• REQUIRED ACTION:
Where the word "Mobile" occurs in a line of the listing below, copy that line.

::: MATERIALS PROVIDED

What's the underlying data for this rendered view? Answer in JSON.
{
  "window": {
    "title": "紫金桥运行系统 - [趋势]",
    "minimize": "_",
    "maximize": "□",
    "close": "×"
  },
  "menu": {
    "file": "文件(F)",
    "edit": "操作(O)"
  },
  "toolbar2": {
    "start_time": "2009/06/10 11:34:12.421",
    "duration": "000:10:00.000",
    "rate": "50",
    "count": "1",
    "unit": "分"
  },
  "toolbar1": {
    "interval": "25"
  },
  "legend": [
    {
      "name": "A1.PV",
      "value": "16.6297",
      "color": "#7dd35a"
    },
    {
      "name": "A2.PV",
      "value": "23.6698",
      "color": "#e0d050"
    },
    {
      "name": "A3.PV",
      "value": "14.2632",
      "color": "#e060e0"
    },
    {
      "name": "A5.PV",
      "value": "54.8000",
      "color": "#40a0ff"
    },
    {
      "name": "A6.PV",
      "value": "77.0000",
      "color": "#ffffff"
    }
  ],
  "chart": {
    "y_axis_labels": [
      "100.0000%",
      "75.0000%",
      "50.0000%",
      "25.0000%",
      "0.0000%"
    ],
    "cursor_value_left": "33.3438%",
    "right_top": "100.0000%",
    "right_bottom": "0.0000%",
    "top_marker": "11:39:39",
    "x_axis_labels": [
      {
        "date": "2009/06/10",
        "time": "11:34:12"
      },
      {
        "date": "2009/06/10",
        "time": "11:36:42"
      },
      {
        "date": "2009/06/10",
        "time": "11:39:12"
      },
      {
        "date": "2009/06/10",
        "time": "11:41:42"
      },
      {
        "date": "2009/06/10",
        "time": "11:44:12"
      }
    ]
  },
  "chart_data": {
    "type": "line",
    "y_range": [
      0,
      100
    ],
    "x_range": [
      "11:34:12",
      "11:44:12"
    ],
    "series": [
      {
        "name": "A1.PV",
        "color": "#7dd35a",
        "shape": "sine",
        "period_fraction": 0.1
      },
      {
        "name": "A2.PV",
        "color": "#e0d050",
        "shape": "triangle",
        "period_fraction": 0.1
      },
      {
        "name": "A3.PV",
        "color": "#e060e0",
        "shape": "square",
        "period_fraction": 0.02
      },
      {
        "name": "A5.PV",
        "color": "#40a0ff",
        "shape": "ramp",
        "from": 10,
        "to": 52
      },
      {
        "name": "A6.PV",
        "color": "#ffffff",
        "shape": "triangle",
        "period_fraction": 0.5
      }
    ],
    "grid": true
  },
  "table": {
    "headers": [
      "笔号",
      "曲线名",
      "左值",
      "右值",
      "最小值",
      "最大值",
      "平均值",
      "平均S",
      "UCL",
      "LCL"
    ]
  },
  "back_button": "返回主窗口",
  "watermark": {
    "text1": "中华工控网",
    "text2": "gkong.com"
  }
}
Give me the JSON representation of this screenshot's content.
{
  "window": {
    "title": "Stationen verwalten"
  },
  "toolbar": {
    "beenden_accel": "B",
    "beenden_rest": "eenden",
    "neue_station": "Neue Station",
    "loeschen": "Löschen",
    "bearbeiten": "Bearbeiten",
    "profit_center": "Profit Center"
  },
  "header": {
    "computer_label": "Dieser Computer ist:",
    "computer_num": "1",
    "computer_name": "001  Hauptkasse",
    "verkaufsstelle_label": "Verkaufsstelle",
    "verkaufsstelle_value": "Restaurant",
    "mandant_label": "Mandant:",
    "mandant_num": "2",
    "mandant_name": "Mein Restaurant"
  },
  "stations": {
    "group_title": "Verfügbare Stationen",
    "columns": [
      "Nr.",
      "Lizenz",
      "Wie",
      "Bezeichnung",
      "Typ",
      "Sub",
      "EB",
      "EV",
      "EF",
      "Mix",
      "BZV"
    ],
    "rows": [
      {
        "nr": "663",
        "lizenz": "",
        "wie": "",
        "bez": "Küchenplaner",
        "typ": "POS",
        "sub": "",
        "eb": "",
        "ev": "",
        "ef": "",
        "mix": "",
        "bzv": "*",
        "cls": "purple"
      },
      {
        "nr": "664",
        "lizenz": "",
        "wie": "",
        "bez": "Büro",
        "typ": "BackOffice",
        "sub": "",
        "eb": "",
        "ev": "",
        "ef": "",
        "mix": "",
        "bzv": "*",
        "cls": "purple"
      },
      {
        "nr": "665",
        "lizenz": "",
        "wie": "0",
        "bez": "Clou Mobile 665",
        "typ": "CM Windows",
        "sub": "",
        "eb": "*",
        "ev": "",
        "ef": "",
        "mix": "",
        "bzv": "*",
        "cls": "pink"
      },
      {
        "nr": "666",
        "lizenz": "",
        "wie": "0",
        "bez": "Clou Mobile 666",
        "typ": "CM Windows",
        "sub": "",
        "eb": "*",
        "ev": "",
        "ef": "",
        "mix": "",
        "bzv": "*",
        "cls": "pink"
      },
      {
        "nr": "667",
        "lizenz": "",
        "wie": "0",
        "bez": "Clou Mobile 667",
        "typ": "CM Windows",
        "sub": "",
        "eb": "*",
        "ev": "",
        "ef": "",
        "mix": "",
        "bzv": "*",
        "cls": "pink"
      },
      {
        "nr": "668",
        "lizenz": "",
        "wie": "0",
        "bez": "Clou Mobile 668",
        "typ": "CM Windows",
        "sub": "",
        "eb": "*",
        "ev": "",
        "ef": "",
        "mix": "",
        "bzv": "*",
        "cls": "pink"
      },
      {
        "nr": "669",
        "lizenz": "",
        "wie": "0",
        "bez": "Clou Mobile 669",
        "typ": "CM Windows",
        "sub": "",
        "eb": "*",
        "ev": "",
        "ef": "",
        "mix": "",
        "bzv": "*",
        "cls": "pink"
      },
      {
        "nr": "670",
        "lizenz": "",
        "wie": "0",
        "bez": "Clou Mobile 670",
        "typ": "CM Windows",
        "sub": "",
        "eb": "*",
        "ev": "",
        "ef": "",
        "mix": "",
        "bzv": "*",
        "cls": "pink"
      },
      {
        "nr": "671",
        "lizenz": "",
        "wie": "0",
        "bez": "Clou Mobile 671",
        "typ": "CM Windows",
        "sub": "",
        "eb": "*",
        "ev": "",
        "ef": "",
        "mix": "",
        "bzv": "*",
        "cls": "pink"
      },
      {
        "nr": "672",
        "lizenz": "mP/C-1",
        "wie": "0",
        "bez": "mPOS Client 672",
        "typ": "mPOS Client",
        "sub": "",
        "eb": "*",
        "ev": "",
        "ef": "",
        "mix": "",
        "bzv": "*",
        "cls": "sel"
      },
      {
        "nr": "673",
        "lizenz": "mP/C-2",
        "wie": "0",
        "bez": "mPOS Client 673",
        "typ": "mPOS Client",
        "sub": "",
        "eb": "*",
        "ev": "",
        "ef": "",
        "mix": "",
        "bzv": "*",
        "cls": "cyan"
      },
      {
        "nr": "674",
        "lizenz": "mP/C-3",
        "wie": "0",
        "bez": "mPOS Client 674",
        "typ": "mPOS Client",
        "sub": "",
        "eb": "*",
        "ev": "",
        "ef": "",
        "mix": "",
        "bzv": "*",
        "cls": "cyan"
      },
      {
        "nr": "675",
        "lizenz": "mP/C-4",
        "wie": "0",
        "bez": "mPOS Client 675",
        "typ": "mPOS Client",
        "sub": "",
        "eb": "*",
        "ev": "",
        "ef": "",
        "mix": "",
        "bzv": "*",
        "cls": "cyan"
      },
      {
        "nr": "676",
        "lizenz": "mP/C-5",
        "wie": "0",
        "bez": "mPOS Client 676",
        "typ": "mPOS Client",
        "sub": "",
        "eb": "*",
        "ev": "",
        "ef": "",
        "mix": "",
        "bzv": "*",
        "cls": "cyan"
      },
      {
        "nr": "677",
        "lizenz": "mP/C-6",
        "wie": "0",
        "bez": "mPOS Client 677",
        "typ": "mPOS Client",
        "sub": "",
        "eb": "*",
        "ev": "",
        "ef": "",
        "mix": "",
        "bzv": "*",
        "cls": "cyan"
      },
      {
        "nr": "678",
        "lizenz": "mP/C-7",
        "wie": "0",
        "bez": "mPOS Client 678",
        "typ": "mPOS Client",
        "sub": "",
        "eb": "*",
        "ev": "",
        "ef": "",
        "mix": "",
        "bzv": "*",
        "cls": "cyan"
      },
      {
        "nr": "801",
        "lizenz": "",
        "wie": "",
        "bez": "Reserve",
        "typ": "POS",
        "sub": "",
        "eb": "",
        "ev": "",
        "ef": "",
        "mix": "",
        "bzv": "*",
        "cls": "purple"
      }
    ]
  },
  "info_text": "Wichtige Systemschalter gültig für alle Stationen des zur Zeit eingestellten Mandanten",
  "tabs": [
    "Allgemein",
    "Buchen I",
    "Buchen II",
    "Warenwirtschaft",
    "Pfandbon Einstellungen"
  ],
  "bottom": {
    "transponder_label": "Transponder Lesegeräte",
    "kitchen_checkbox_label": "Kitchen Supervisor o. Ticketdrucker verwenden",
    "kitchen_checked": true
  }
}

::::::

• RESPONSE BOX:
        "bez": "Clou Mobile 665",
        "bez": "Clou Mobile 666",
        "bez": "Clou Mobile 667",
        "bez": "Clou Mobile 668",
        "bez": "Clou Mobile 669",
        "bez": "Clou Mobile 670",
        "bez": "Clou Mobile 671",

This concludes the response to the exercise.